As we enter the second quarter of 2011, the outlook for prime commercial property continues to be positive. However, the secondary markets remain weak, particularly in the office and industrial sectors, where pricing is reflecting increased occupier risk. Perhaps the biggest obstacle to an early recovery in the wider commercial property market is the debt mountain of approximately £250bn, £160bn of which is set to be refinanced over the next five years.
Borrowers face the need to raise greater amounts of capital to obtain debt financing for both new deals and refinancings. A De Montfort University/Savills study last year estimated that there is only £115bn of new lending capacity over the next four to five years, with lenders continuing to demand low-risk lending criteria comprising higher margins and maximum loan to values of between 60 and 65 per cent.

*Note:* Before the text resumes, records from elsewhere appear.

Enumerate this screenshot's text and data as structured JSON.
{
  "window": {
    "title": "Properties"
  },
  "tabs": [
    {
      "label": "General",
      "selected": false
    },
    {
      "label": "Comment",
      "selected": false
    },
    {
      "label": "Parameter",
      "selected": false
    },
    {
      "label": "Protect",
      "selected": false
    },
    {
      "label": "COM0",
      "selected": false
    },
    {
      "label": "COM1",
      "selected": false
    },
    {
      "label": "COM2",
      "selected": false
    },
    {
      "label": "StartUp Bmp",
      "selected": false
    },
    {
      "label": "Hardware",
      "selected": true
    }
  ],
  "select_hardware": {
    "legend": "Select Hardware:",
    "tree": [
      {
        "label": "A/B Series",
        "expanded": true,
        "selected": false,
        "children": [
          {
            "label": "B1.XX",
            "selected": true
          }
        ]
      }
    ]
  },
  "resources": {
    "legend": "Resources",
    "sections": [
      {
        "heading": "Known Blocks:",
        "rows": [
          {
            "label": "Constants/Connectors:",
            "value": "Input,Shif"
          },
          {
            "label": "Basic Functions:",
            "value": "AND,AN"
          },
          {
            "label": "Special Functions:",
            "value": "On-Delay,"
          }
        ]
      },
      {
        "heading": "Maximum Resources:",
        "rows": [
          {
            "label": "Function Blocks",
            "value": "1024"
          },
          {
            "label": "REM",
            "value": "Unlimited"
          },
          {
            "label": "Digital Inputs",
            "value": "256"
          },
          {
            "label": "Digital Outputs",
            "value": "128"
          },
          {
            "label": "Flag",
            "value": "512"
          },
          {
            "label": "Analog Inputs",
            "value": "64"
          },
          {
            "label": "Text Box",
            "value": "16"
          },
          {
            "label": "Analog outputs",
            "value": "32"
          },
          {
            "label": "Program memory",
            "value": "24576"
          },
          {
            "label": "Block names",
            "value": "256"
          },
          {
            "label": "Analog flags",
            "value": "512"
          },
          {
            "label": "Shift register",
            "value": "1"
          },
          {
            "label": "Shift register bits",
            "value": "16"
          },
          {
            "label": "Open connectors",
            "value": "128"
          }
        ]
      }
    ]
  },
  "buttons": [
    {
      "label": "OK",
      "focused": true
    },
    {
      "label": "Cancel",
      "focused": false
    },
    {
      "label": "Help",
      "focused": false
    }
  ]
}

De Montfort also reported that the aggregate value of debt secured by UK property fell by 6 per cent between the end of 2009 and mid-2010. With the introduction of the Basel III banking regulations, this is likely to decline further.
As the large UK real estate investment trusts have now stabilised their balance sheets and reduced their borrowings following a programme of rights issues and disposals in 2009-10, consolidation looks less likely than in 2008. Those with cash and proactive management teams look likely to pursue more individual asset transactions in the prime sector in 2011 (although there may be a move towards buying good-quality, higher-yielding secondary assets rather than risk overpaying for prime stock) rather than a raft of corporate activity. Buyers may be reluctant to take on tax liabilities and employment issues unless they can find significant discounts in share prices to net asset value. Yet CBRE recently estimated that across the quoted sector the average discount was just 3 per cent to net asset value.
The focus for the rest of 2011, then, looks like being on strategic deals such as CBRE’s recent acquisition of most of ING’s real estate investment management operation. Some of these deals may focus on asset management opportunities rather than outright ownership.
The lack of debt will continue to be an impediment to corporate activity in the sector for many new deals as well as refinancings, although there are signs that some property companies are looking at innovative ways to plug the funding gap. Lenders can still be expected to back strong assets, but the position remains a lot less certain in the secondary markets. If banks do decide to go down the route of more forced sales in 2011 then there are a number of investors, such as Delancey and Max Property Group, well-placed to exploit any opportunities.
Overall, then, despite signs of more M&A activity in the US, given the wider economic uncertainty at home, there are still few indications of a raft of M&A activity in the real estate sector in the UK for 2011.
Rob Thompson is a partner at Irwin Mitchell